# [Requirement]
Search the records below for the word "image". Pull out each line that has it.

>>

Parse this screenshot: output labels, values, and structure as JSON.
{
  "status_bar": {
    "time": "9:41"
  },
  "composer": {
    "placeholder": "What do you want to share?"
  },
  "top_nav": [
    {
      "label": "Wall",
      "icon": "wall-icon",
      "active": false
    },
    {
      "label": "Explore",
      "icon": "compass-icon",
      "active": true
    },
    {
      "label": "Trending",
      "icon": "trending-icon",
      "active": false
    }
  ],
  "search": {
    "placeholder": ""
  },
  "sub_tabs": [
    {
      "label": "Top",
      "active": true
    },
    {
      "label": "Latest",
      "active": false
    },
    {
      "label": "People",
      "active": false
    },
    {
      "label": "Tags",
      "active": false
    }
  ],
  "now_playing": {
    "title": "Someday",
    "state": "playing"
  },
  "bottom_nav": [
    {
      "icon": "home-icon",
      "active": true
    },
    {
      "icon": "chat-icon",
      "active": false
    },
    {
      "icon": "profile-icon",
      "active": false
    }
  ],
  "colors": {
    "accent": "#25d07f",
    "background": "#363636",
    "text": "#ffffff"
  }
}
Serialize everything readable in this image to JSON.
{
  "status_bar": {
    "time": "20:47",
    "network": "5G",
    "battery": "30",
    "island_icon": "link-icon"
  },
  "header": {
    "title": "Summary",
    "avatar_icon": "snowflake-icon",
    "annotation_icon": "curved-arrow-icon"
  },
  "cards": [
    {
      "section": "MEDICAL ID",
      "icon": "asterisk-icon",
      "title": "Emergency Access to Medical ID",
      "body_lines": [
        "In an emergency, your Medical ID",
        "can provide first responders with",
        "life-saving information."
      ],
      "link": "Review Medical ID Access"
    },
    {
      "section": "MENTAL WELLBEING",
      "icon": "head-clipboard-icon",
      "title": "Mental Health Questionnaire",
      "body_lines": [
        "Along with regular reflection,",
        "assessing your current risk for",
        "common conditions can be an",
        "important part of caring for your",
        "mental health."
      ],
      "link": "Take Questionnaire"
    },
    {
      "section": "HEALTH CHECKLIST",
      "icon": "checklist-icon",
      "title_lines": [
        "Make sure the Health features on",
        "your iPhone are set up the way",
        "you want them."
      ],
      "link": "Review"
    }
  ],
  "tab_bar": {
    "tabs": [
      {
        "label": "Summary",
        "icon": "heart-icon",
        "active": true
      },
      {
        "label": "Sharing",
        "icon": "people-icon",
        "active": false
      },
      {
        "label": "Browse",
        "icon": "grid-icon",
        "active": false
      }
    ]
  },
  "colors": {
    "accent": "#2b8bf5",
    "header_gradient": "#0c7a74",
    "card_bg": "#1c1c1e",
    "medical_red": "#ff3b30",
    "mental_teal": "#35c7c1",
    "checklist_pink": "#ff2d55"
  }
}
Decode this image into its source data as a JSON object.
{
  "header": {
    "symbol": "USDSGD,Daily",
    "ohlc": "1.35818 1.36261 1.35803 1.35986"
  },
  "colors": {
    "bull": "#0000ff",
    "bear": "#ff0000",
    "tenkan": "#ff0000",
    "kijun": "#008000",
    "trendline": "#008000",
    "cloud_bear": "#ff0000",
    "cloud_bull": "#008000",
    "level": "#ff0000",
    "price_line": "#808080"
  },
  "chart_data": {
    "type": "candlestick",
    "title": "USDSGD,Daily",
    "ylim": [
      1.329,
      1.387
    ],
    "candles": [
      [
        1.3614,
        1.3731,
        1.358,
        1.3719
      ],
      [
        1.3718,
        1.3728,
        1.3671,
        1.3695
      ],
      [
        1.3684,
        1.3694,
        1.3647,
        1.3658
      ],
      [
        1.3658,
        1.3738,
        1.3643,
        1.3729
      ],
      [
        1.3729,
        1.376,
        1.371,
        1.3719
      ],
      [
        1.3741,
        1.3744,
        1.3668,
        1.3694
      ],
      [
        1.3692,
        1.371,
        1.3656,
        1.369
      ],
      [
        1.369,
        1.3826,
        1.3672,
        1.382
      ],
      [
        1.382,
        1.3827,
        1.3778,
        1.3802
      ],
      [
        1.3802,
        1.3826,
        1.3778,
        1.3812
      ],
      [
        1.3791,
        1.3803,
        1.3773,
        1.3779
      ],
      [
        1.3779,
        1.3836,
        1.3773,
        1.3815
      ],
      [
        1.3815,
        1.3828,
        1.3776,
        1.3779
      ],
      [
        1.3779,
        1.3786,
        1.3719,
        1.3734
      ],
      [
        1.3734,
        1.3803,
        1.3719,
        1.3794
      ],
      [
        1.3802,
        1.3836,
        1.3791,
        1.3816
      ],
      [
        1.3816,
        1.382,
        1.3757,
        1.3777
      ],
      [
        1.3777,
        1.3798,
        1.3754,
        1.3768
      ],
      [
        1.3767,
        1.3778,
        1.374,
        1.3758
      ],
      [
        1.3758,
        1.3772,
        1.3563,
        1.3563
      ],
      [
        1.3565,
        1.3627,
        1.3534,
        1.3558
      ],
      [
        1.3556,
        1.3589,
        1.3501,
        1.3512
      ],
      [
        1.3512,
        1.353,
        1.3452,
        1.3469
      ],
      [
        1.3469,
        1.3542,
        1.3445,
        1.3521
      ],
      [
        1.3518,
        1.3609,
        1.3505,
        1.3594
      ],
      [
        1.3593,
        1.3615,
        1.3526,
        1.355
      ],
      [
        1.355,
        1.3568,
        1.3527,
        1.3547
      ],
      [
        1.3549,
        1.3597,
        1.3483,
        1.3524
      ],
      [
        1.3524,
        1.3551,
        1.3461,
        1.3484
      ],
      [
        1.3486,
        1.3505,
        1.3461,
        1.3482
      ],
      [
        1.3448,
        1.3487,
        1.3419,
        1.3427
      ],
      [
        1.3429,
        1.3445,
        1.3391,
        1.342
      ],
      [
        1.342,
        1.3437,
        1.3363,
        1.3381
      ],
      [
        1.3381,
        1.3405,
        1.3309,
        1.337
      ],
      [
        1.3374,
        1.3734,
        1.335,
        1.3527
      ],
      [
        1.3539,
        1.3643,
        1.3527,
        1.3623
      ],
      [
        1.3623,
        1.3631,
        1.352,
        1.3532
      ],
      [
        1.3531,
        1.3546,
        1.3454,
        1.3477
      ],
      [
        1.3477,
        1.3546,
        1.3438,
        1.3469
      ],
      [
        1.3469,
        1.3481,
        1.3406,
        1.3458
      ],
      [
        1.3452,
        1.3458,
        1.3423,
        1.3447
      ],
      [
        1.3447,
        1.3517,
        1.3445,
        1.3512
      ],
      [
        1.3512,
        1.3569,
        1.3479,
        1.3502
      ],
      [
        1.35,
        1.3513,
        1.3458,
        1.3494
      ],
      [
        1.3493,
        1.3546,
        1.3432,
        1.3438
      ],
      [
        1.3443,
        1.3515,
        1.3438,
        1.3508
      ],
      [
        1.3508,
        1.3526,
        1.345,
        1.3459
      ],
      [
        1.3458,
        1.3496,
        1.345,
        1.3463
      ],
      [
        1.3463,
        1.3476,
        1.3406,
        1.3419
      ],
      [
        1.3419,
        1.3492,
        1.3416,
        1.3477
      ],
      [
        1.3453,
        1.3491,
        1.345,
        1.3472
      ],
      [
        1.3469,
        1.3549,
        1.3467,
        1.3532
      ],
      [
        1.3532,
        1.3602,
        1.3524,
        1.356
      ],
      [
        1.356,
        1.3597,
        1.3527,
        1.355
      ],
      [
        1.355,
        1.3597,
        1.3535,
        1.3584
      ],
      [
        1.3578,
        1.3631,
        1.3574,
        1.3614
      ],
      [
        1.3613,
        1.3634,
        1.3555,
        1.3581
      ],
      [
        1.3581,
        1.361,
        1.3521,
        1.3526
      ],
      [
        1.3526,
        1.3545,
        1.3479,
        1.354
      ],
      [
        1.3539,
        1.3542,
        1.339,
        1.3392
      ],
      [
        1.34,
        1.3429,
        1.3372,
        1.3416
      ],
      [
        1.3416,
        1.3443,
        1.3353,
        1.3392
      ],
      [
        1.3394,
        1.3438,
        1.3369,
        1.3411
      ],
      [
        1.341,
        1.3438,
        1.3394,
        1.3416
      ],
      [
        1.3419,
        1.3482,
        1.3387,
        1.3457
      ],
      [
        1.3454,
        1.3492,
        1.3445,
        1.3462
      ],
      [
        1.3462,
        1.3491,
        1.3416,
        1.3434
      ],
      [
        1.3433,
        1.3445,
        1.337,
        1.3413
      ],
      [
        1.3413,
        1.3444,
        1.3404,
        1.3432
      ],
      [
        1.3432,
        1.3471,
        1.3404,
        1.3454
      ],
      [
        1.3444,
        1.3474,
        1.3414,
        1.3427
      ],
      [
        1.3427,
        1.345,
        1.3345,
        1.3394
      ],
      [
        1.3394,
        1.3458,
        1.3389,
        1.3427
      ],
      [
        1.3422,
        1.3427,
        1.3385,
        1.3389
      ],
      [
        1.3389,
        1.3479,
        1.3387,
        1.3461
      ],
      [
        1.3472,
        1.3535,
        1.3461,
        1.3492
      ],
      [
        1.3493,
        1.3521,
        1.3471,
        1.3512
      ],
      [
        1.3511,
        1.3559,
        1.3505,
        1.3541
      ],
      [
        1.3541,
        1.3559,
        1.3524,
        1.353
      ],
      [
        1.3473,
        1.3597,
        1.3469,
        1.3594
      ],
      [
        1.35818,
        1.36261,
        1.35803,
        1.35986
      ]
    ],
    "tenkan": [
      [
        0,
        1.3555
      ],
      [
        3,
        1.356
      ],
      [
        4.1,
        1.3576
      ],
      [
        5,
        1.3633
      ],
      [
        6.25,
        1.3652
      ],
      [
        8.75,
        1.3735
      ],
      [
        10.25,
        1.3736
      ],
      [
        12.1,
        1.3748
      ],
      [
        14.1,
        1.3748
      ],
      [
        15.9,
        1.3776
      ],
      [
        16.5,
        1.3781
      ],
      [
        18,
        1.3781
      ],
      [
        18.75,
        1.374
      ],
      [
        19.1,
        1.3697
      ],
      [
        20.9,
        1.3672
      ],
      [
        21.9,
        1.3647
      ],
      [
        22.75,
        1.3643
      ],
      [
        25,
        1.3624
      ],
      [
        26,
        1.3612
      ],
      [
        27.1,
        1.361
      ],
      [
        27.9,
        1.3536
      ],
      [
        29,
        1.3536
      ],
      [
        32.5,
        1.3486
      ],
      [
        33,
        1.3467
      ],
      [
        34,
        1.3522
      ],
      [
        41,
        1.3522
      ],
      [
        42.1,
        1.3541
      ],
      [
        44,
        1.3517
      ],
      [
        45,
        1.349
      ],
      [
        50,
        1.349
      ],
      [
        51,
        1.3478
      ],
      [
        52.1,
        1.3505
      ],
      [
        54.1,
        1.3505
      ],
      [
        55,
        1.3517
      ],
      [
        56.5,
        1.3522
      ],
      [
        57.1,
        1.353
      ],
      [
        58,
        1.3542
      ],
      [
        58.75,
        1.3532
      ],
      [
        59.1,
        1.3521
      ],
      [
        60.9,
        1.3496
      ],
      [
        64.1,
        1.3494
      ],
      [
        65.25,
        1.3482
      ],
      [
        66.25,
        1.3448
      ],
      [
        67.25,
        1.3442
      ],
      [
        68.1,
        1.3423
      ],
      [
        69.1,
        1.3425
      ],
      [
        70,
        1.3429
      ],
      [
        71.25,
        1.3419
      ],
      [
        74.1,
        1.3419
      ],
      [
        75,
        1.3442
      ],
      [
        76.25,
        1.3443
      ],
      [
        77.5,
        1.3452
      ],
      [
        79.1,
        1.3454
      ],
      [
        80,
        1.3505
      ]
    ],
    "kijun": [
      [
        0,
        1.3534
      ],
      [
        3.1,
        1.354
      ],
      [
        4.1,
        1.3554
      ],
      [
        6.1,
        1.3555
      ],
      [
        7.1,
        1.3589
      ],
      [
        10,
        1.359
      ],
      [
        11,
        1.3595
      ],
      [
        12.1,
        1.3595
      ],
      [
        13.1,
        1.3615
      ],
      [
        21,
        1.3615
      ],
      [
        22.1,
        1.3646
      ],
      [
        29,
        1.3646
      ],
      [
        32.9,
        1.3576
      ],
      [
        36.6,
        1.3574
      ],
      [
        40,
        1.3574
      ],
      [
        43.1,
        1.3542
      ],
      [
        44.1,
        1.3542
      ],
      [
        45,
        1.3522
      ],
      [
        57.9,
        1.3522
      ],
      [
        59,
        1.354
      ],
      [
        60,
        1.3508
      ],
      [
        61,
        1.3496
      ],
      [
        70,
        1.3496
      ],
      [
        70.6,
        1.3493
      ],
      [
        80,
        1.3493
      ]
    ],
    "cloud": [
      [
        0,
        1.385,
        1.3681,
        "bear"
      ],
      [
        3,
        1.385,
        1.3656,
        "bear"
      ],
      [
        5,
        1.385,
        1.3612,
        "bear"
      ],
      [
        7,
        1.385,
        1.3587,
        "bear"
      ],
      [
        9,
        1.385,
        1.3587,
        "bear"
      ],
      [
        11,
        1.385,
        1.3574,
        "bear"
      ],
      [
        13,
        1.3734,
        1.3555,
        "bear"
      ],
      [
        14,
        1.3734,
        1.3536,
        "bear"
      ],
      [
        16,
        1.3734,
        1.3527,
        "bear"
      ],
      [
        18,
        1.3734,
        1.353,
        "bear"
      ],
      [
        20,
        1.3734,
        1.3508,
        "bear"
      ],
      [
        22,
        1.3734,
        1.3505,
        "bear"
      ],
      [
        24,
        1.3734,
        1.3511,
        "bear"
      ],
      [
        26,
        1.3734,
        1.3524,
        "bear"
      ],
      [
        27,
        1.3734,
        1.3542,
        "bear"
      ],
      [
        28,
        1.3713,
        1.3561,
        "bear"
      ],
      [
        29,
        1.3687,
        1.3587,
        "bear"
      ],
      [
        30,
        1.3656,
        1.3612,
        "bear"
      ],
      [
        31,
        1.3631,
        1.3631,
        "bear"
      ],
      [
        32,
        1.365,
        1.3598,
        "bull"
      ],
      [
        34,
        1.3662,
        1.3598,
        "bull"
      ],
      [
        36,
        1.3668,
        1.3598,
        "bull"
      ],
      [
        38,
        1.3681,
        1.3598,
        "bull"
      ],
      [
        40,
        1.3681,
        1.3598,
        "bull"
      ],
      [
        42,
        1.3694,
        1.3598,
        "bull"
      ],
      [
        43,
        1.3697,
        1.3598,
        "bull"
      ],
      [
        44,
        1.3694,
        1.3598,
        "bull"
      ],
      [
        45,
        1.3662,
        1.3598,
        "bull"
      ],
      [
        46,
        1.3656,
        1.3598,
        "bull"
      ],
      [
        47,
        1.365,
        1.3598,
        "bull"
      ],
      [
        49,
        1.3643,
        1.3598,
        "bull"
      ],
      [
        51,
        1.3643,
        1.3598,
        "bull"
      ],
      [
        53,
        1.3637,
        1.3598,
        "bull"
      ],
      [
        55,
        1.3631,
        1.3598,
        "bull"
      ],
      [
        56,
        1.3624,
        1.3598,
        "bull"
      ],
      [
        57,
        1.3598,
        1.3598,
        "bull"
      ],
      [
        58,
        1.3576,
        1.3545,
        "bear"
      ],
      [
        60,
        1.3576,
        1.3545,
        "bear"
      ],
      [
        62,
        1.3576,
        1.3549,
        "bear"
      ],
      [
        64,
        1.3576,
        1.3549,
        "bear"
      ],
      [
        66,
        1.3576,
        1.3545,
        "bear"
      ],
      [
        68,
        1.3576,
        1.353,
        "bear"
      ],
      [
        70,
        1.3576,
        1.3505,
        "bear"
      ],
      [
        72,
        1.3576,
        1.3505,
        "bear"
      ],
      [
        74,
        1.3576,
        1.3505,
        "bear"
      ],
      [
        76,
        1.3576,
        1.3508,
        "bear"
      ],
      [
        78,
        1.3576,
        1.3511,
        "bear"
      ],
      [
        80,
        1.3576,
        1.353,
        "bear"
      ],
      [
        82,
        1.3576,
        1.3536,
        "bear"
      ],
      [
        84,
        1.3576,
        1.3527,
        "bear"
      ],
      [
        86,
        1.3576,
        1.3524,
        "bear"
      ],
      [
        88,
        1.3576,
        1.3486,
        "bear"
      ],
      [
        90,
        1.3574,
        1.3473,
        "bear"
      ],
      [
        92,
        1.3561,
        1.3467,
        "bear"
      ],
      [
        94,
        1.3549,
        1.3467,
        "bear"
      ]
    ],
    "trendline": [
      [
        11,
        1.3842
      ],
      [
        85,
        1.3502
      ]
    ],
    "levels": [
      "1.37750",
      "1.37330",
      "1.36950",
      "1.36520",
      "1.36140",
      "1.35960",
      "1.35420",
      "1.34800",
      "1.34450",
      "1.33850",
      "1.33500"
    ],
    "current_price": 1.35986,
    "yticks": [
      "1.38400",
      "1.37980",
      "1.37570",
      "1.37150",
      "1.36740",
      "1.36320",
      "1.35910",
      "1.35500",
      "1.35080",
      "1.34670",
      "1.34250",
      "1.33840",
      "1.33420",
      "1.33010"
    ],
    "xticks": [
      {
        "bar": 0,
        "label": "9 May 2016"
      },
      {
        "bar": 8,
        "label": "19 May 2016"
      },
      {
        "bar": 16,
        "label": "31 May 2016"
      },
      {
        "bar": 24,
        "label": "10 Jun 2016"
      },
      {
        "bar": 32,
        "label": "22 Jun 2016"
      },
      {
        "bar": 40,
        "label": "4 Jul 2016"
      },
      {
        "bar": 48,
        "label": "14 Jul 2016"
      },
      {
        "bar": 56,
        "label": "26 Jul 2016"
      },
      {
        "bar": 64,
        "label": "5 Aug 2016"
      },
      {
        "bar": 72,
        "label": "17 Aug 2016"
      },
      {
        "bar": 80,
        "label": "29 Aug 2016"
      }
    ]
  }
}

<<

# [Written answer]
Serialize everything readable in this image to JSON.
Decode this image into its source data as a JSON object.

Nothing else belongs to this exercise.